[Stored data]
———
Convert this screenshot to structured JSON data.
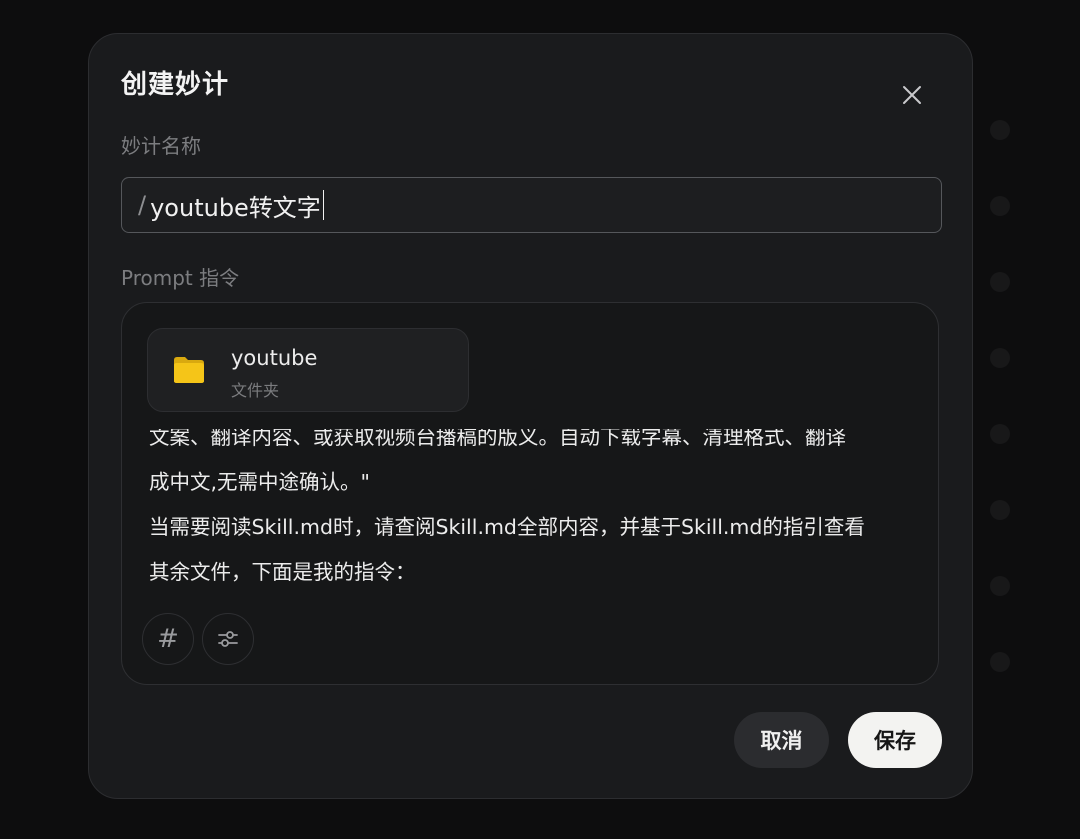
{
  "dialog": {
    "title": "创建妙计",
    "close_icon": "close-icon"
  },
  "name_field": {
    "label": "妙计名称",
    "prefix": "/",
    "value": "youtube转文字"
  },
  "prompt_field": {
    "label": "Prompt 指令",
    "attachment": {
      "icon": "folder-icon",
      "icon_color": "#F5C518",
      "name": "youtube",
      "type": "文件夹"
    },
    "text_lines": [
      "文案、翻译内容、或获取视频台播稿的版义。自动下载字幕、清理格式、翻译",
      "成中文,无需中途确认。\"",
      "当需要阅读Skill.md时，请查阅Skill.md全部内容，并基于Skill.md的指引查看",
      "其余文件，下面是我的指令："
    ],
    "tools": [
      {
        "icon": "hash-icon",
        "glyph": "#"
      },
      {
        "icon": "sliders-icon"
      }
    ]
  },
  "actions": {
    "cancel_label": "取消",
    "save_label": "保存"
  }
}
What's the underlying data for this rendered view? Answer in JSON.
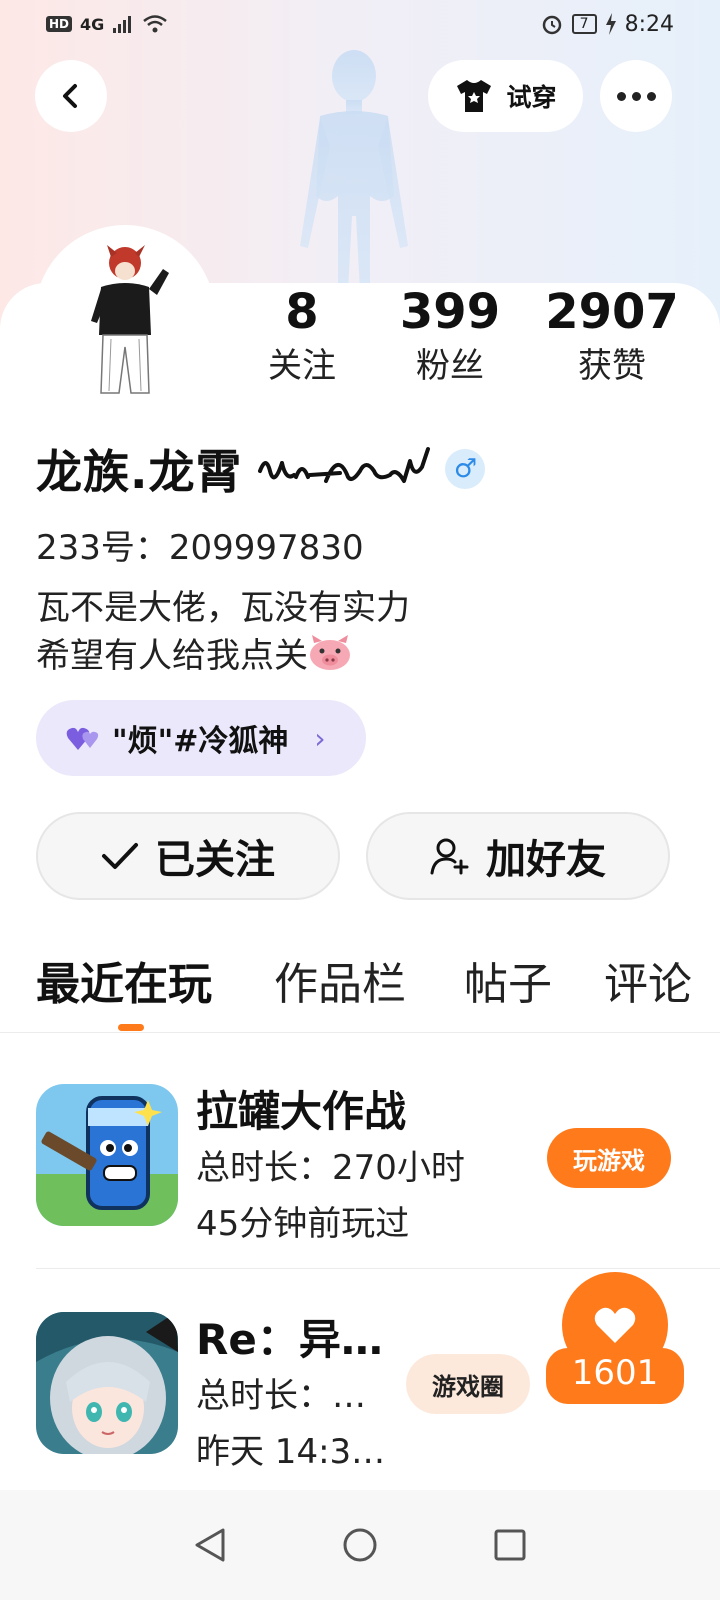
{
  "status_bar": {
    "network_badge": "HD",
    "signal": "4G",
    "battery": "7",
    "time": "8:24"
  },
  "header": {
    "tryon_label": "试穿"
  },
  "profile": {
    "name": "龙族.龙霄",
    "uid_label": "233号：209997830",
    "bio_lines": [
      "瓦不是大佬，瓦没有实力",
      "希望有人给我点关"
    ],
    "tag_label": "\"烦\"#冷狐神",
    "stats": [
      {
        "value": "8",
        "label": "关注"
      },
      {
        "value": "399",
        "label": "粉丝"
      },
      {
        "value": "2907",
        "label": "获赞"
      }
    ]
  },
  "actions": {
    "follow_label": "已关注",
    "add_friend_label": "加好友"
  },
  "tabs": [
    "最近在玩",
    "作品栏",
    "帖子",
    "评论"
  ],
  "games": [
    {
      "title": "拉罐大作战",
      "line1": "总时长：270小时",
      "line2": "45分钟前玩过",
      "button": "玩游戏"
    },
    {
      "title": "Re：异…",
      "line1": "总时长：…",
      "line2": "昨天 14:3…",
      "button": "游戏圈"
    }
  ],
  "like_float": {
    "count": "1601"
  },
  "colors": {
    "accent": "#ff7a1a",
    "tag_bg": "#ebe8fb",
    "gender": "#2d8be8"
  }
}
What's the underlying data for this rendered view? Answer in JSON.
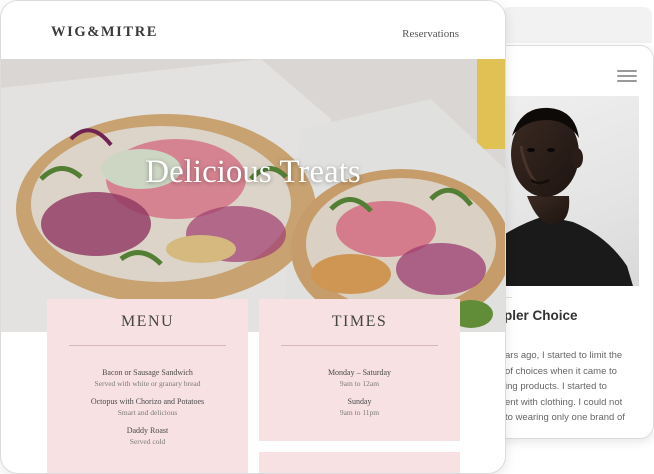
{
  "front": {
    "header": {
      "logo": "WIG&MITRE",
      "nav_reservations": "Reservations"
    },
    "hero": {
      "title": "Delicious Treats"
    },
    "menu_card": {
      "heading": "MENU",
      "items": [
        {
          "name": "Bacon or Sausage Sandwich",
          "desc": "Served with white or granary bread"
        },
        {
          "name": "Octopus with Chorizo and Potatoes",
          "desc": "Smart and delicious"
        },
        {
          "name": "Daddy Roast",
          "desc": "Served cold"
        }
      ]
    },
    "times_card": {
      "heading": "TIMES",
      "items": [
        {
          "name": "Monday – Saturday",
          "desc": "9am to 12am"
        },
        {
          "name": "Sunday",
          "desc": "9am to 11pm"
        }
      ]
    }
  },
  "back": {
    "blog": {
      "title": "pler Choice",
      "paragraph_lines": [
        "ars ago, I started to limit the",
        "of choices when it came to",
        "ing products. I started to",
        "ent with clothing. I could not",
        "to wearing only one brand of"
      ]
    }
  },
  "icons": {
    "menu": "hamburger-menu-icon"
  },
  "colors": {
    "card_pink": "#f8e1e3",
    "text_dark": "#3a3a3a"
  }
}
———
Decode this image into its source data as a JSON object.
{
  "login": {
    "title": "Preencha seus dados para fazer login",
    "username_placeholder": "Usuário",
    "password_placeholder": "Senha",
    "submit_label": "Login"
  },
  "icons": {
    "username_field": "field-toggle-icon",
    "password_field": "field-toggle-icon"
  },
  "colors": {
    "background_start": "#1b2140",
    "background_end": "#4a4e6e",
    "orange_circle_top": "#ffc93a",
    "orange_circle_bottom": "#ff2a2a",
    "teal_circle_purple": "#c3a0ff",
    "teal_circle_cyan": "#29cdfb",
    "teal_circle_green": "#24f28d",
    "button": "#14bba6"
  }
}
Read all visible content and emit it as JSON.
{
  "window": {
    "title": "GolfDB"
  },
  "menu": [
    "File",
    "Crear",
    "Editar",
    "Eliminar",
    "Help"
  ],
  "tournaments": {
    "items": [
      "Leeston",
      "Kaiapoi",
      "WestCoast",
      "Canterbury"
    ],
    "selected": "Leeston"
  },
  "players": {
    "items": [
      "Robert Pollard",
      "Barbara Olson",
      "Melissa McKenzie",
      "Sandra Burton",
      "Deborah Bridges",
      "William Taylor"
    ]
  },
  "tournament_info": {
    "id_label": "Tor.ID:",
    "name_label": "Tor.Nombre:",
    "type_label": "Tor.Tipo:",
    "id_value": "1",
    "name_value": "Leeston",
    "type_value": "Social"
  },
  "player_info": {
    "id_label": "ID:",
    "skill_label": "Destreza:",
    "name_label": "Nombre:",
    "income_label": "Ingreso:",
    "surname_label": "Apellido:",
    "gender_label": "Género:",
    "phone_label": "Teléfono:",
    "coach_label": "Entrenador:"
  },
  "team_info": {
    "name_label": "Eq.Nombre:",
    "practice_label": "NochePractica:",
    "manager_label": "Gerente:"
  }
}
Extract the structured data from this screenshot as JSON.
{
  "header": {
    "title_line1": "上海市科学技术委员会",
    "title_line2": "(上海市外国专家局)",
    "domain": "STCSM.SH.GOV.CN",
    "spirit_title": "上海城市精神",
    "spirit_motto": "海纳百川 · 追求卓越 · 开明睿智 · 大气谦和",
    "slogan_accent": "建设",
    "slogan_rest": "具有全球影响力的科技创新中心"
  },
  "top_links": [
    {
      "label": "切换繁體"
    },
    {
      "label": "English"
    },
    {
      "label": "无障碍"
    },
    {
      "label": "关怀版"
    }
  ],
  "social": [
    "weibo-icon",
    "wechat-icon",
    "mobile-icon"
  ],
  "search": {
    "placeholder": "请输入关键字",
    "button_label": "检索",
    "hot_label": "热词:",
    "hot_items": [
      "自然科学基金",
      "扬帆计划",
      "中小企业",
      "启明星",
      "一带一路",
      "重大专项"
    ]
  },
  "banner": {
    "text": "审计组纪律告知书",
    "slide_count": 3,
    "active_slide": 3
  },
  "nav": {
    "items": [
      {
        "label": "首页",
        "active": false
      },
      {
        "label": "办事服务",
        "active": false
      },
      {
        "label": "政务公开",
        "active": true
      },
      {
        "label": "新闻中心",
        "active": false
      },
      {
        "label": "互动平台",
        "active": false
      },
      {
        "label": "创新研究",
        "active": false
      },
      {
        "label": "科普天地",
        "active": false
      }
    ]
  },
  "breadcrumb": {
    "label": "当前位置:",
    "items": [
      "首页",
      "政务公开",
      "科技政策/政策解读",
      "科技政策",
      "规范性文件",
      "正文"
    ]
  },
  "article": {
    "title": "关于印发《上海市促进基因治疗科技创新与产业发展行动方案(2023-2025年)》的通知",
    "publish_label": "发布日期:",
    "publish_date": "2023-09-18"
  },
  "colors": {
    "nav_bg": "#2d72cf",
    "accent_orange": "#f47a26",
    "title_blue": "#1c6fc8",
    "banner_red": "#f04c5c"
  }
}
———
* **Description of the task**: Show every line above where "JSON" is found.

* **Your solution**:
Convert this screenshot to structured JSON data.
What's the underlying data for this rendered view? Answer in JSON.
What's the underlying data for this rendered view? Answer in JSON.
Decode this image into its source data as a JSON object.
Read all visible content and emit it as JSON.
Extract the structured data from this screenshot as JSON.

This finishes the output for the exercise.